→ **PROBLEM**
Collect each line of the entries that holds the string "publisher".

(Data items)
◇ ◇ ◇

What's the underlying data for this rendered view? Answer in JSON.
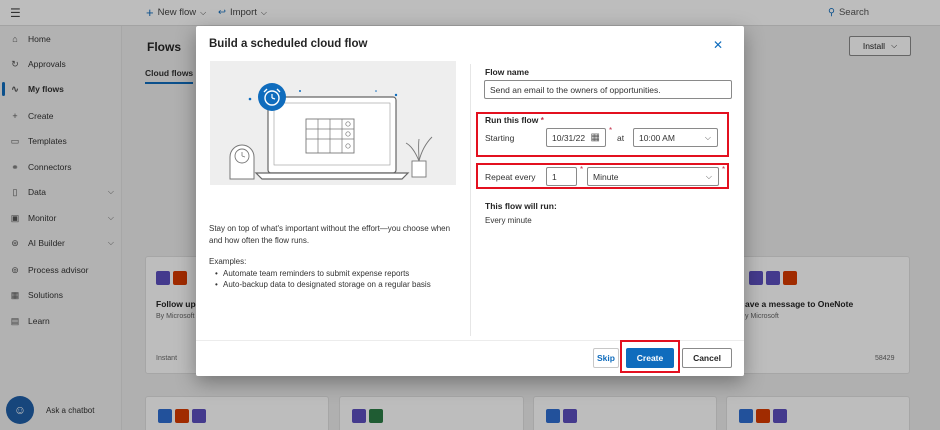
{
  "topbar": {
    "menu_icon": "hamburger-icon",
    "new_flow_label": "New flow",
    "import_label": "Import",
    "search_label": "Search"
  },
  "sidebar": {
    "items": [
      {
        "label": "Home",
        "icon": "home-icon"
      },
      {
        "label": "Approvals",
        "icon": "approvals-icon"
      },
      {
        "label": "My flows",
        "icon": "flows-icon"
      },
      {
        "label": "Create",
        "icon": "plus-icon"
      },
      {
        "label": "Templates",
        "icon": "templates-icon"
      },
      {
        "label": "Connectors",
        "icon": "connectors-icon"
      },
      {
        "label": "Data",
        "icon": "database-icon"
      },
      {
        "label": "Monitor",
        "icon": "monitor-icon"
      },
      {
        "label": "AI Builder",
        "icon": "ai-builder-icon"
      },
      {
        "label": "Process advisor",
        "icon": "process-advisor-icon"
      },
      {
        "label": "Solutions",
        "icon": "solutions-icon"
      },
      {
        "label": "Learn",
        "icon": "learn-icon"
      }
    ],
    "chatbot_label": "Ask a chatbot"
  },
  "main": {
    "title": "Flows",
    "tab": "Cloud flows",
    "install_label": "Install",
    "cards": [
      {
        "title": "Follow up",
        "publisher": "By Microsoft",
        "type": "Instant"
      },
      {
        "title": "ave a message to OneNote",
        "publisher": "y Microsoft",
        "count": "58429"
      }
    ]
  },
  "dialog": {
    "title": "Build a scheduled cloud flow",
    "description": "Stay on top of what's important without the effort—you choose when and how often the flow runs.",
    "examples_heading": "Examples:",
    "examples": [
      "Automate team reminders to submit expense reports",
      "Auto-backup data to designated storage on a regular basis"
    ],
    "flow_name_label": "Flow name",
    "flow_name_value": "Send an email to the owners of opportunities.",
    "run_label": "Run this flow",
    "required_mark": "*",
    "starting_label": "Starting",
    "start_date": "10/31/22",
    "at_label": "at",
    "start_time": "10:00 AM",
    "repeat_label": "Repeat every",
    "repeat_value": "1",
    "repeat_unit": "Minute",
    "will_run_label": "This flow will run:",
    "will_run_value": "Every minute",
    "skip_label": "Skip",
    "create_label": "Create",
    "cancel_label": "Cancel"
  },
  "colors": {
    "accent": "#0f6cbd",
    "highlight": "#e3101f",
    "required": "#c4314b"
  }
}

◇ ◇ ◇

→ **TASK OUTPUT**
        "publisher": "By Microsoft",
        "publisher": "y Microsoft",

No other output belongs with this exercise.